When you go next to a restaurant with a group of friends, take a look at the bill and see how much you spent on the alcohol. Think about if you were drinking your own alcohol, what that would've cost. The beauty of entertaining at home is you get to be in the privacy of your own home, and you can choose the music, and you can stay up as late as you want, or you can kick people out whenever you want. When you're in a restaurant environment, you are fitting in with what someone else has set ... which is nice. Don't get me wrong; I'm a restaurateur and I love restaurants. But there's something special about being able to control that at home, save money on the drinks that you would normally be buying in a restaurant environment ... It's a wonderful experience.

The fun thing is, you go on and you menu shop. You're like, "Oh, an Italian feast. Oh, a seafood feast." You get all this inspiration, and ultimately, once you get connected with your culinarian, you can tell them exactly what you want, and they'll go ahead and do it. Or you can choose something that they've put together and offered in the way of a menu. It is a lovely way to throw a party.

Time on television

Where in the country has Gathar launched?

It's just in LA right now. It was an Australian concept. We brought it from Australia, and we've launched it into the States. Your country's a little bigger than ours, and [there's] a few more people, so we're going to take it step by step. We've launched it to LA first, which is doing incredibly well, and we'll keep going. I think Dallas will be our next protocol.

You spent a decent amount of time on various cooking shows and TV shows. Did you always plan on taking that route when it came to expanding your career, or was it a random opportunity that you took?

It was totally by accident. I was working in London and working in restaurants, and I got asked to be a part of a book called "London's Finer Chefs." I was flattered and excited to give them some of my recipes and be up against, or included in, this incredible set of wonderful chefs. From that, I got asked to do a TV appearance to promote the book when it came out, and they asked me back to do another appearance.

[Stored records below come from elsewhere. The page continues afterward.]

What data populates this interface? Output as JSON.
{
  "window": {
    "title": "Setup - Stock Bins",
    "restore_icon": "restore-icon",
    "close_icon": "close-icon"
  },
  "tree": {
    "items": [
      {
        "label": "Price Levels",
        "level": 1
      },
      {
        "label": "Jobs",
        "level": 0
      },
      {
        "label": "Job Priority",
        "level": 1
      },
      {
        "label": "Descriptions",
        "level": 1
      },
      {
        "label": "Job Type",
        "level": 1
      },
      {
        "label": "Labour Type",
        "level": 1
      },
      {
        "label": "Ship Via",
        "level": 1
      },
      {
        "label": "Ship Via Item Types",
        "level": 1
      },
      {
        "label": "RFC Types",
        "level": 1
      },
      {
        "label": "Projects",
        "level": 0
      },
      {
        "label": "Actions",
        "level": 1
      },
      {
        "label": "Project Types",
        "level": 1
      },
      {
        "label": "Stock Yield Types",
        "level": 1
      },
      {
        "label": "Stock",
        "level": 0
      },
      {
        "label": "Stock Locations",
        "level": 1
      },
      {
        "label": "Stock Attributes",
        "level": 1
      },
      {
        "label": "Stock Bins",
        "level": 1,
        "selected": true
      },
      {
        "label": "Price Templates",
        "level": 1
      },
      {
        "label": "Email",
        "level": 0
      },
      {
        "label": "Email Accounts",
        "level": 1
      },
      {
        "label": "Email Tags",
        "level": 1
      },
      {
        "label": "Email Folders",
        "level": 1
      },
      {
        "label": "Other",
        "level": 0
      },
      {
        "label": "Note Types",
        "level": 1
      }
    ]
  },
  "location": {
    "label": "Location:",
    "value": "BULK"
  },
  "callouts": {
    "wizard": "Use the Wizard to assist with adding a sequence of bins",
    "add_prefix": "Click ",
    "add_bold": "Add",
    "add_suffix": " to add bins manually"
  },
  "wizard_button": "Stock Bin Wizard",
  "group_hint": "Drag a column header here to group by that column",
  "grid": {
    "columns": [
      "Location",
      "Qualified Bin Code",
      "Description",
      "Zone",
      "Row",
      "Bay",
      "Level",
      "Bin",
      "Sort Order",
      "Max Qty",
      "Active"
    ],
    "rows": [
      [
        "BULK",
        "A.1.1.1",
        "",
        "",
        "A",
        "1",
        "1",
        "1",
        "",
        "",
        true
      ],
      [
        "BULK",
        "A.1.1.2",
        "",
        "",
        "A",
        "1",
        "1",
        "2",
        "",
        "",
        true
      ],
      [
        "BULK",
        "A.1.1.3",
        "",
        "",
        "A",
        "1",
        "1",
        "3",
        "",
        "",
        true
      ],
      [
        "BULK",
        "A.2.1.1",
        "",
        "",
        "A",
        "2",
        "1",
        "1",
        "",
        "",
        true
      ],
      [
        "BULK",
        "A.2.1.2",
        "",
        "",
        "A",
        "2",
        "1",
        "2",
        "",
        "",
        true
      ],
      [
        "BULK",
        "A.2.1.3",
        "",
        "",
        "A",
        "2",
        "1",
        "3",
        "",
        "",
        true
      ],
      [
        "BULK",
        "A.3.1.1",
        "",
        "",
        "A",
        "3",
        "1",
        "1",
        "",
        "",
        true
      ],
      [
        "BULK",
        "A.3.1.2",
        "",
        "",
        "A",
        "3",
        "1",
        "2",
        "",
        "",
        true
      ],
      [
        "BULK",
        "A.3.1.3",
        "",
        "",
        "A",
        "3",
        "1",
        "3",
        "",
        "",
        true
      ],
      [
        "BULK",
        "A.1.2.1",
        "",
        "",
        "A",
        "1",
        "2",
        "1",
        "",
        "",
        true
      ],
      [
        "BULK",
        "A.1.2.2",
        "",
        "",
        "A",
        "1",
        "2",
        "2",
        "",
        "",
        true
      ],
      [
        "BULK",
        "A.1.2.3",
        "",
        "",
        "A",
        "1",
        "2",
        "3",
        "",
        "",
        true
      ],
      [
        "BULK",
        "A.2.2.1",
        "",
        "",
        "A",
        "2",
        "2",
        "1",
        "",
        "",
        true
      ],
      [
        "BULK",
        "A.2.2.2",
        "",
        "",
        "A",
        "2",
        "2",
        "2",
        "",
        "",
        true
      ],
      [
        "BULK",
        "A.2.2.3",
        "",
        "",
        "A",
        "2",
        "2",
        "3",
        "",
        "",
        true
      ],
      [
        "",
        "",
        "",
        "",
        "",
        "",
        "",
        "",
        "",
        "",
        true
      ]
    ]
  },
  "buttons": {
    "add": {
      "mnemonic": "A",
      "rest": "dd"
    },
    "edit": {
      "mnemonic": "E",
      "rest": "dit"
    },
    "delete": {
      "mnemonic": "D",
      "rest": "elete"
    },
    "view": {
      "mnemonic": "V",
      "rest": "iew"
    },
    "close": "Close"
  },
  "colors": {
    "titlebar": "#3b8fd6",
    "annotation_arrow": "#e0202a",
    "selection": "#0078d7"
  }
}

It just happened like that. One thing led to the next. I was never turned off by it; I was always open to it when someone asked me to do it. I was like, "Sure, I'll do it. I'll try it. Why not?" Back then, too, it wasn't like there were a bunch of chefs on TV. It was a different time — it didn't exist. It wasn't a cool job back then. It was just working in restaurants.

It's been an interesting ride that's taken me on different journeys, but I've always been grateful and determined to get back into a restaurant kitchen and do what I love, which is cook beautiful food in a small environment. I'm lucky to have been able to dip a toe in both sides.

The most nerve-racking celebrity encounter

You've worked with Oprah, Marco Pierre White, and Donald Trump — which situation did you find the most intimidating and why?

That's easy — Marco Pierre White. He was the best chef in the world at that time. When I first went over there, it was going to meet your God. He was the person that everyone in the industry was looking up to, and I really wanted to work for him. I went over and started — I moved to London for that very reason — and walked in the back door of his restaurant and asked for a job. It's a very nerve-racking moment when you do that.

To then be in the presence of someone as talented as him with such high standards as him — you don't want to let him down. You try your very best. Ultimately, you're not at the standard that you need to be at. It takes a while to sharpen those tools and finally get to a place where you're not disappointing. Without question, he was the one I cared the most about and also the one that I was most intimidated by, but I worked for him for eight years. [I have] a huge amount of respect for Marco; he's an incredible chef. I wouldn't change anything.

Gathar is now available to use in Los Angeles.

This interview was edited for clarity.